Exercise: Copy out all of the entries below without any change.

Available data:
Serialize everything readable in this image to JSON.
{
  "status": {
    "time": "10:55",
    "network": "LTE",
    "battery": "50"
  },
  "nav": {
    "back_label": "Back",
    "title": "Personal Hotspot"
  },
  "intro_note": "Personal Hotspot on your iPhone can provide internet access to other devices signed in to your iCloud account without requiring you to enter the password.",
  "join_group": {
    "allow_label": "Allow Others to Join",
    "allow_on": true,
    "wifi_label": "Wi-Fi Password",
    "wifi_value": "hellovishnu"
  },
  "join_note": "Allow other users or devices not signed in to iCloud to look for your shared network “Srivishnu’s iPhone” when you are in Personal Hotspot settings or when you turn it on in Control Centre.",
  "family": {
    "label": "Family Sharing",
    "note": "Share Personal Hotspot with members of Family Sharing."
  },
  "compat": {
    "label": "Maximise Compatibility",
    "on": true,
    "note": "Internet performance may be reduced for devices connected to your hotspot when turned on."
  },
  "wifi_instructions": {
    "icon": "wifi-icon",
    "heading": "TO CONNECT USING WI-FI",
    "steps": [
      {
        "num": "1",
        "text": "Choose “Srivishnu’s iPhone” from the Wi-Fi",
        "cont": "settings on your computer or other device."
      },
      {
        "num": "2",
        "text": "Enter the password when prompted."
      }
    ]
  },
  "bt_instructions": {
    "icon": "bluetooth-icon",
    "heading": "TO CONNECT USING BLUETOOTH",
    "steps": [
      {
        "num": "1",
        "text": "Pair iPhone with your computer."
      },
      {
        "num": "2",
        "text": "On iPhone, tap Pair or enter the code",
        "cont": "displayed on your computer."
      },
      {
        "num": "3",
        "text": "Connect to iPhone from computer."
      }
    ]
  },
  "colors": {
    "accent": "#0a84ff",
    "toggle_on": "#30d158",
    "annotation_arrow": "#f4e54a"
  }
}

Answer section:
Serialize everything readable in this image to JSON.
{
  "status": {
    "time": "10:55",
    "network": "LTE",
    "battery": "50"
  },
  "nav": {
    "back_label": "Back",
    "title": "Personal Hotspot"
  },
  "intro_note": "Personal Hotspot on your iPhone can provide internet access to other devices signed in to your iCloud account without requiring you to enter the password.",
  "join_group": {
    "allow_label": "Allow Others to Join",
    "allow_on": true,
    "wifi_label": "Wi-Fi Password",
    "wifi_value": "hellovishnu"
  },
  "join_note": "Allow other users or devices not signed in to iCloud to look for your shared network “Srivishnu’s iPhone” when you are in Personal Hotspot settings or when you turn it on in Control Centre.",
  "family": {
    "label": "Family Sharing",
    "note": "Share Personal Hotspot with members of Family Sharing."
  },
  "compat": {
    "label": "Maximise Compatibility",
    "on": true,
    "note": "Internet performance may be reduced for devices connected to your hotspot when turned on."
  },
  "wifi_instructions": {
    "icon": "wifi-icon",
    "heading": "TO CONNECT USING WI-FI",
    "steps": [
      {
        "num": "1",
        "text": "Choose “Srivishnu’s iPhone” from the Wi-Fi",
        "cont": "settings on your computer or other device."
      },
      {
        "num": "2",
        "text": "Enter the password when prompted."
      }
    ]
  },
  "bt_instructions": {
    "icon": "bluetooth-icon",
    "heading": "TO CONNECT USING BLUETOOTH",
    "steps": [
      {
        "num": "1",
        "text": "Pair iPhone with your computer."
      },
      {
        "num": "2",
        "text": "On iPhone, tap Pair or enter the code",
        "cont": "displayed on your computer."
      },
      {
        "num": "3",
        "text": "Connect to iPhone from computer."
      }
    ]
  },
  "colors": {
    "accent": "#0a84ff",
    "toggle_on": "#30d158",
    "annotation_arrow": "#f4e54a"
  }
}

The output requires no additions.